\nG: Finally, as it concerns antipoverty programs that work, are all-encompassing neighborhood programs the only way to go? And what, in paying such close attention to this, have we possibly ignored?\n


\nHZ: There's so much good work going on across the country that it's hard to single out particular programs for praise. That said, it's important to understand that housing-development programs, which combine mixed-income housing and access to employment, have tremendous potential-and that many schools, both traditional public and charters, achieve results comparable to or better than the Harlem Children's Zone's Promise Academies, often with less robust funding and no perks, like trips to Disney World for getting good grades. But I do worry that the focus on Canada's model has dimmed the light that can shine on other antipoverty programs.

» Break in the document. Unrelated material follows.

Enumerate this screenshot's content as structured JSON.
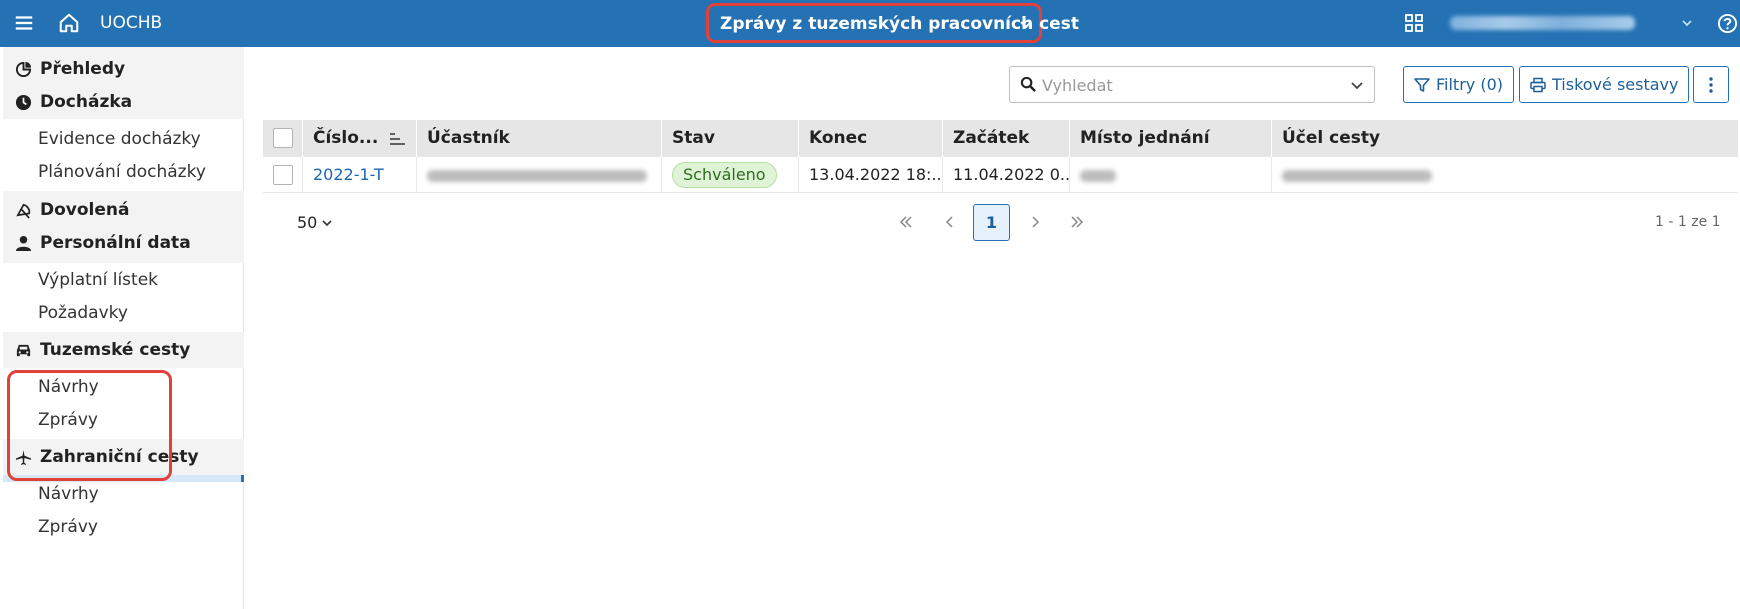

For more debate, The Brian Lehrer Show recently interviewed Zelon alongside Paul Tough, author of Whatever It Takes: Geoffrey Canada's Quest to Change Harlem and America.

Cover image via City Limits.

Articles
via International Monetary Fund / Flickr and Streetsblog Denver / Flickr

Seventeen-year-old Swedish climate activist Greta Thunberg made a dramatic speech Tuesday at the World Economic Forum in Davos, Switzerland.

In her address, she called for a public and private sector divestment from fossil fuel companies

"Immediately end all fossil fuel subsidies and immediately and completely divest from fossil fuels. We don't want these things done by 2050, or 2030 or even 2021 — we want this done now," she said.

U.S. Treasury Secretary Steven Mnuchin mocked the teenager on Thursday during a press briefing in Davos.

Keep Reading
The Planet

Even though marathon running is on the decline, half a million people signed up to participate in the 2020 London Marathon. It seems wild that someone would voluntarily sign up to run 26.2 miles, but those half a million people might actually be on to something. A new study published in the Journal of the American College of Cardiology found that running a marathon can help reverse signs of aging.

Researchers at Barts and University College London looked at 138 first-time marathon runners between the ages of 21 and 69. "We wanted to look at novice athletes. We didn't include people who said they ran for more than two hours a week," Dr. Charlotte Manisty, the study's senior author and cardiologist at University College London, said per CNN.

Keep Reading
via David Leavitt / Twitter and RealTargetTori / Twitter

Last Friday, GOOD reported on an infuriating incident that went down at a Massachusetts Target.

A Target manager who's come to be known as "Target Tori," was harassed by Twitter troll David Leavitt for not selling him an $89 Oral-B Pro 5000 toothbrush for a penny.

He describes himself as a "multimedia journalist who has worked for CBS, AXS, Yahoo, and others."

Keep Reading
Communities